 Fees payable for legal services rendered in connection with rehabilitation issues. See Heaton v. J.W. Fryer & Co., 36 W.C.D. 316 (W.C.C.A. 1983); Minn. Stat. ' 176.081, subd. 1(a)(1) (1998).
 The background facts in this decision have been taken from the pleadings, orders by the compensation judge, and correspondence and other documents in the file, including imaged documents. There are no hearing transcripts.
 Minn. Stat. ' 176.081, subd. 1(a)(2), provides as follows:
(2) The maximum attorney fee for obtaining a change of doctor or qualified rehabilitation consultant, or any other disputed medical or rehabilitation benefit for which a dollar value is not reasonably ascertainable, is the amount charged in hourly fees for the representation or $500, whichever is less, to be paid by the employer or insurer.
 Fees payable for legal work to secure medical benefits. See Roraff v. State of Minn., 288 N.W.2d 15, 32 W.C.D. 297 (Minn. 1980).

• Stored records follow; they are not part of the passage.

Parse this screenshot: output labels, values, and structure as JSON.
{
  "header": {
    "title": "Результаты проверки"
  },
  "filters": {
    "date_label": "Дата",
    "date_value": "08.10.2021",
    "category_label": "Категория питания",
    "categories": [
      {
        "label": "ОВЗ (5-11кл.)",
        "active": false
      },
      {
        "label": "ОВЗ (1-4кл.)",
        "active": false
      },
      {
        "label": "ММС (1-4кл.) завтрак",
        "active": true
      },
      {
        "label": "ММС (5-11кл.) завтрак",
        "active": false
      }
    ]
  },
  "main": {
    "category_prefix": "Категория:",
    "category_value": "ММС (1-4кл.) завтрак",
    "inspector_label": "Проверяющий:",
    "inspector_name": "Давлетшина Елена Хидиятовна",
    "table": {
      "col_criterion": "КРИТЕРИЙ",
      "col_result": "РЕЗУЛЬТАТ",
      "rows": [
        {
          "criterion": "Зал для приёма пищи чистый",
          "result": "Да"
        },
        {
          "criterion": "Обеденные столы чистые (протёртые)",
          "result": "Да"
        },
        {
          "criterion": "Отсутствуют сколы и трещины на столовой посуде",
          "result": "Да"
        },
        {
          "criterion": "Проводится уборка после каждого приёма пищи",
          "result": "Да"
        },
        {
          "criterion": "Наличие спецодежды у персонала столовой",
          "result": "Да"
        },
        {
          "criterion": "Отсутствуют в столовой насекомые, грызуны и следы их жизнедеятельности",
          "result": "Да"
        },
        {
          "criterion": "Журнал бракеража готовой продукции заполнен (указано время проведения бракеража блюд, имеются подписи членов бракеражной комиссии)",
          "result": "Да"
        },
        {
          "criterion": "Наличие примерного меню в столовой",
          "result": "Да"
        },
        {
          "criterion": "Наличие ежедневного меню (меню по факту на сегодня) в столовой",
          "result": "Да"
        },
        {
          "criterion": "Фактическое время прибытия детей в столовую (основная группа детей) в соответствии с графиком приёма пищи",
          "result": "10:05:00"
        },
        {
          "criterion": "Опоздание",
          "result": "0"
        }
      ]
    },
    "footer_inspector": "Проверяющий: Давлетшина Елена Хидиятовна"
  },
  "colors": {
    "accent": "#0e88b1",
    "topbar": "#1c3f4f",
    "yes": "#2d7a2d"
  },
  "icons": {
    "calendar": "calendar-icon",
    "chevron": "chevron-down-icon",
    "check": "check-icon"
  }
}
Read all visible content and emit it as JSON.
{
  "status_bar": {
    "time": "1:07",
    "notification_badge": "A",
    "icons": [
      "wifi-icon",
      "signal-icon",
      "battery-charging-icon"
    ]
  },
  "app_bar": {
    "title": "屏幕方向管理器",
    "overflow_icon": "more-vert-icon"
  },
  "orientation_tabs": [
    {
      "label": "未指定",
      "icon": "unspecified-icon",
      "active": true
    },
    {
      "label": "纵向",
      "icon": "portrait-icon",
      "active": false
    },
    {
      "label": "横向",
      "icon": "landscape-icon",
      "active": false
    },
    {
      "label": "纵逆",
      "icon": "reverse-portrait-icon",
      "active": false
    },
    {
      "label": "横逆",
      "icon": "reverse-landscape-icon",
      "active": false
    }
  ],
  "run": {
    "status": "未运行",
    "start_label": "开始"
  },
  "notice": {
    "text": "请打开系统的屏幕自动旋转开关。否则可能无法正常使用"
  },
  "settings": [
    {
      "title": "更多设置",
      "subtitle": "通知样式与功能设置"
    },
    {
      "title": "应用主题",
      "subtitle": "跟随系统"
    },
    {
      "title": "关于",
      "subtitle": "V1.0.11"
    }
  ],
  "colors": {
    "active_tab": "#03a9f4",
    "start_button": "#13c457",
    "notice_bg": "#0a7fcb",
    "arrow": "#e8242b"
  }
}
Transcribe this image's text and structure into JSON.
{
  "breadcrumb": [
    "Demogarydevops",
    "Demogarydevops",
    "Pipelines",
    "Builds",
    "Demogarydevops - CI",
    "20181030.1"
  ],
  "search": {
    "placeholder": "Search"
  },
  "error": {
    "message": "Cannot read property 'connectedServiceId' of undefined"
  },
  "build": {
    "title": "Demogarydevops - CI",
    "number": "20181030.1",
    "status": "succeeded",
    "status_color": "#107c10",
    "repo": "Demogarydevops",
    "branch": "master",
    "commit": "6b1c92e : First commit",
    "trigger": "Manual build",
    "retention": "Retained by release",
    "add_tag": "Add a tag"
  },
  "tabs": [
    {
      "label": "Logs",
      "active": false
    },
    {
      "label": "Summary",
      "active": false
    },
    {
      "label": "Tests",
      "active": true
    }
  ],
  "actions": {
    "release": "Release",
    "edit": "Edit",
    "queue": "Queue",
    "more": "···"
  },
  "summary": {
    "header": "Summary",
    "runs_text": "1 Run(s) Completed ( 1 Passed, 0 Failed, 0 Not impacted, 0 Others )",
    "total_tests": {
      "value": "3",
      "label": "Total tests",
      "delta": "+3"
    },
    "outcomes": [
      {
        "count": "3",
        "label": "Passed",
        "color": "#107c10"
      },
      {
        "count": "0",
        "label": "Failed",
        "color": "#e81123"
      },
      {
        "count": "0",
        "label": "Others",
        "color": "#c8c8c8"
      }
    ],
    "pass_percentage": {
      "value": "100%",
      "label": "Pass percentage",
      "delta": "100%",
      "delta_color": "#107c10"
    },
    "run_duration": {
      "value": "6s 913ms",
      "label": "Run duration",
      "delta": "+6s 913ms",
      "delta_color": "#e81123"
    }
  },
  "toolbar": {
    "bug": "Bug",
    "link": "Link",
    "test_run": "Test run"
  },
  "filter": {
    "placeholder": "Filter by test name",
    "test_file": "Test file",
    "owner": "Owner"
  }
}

 The compensation judge properly declined to rule on whether the request for retraining on the employee=s claim petition satisfied the requirements of Minn. Stat. ' 176.102, subd. 11(c). See Davidson v. Northshore Mfg. Co., 60 W.C.D. 69 (W.C.C.A. 1999).
 The judge already awarded subdivision 7 fees on the contingent fees payable from the employee=s benefit award.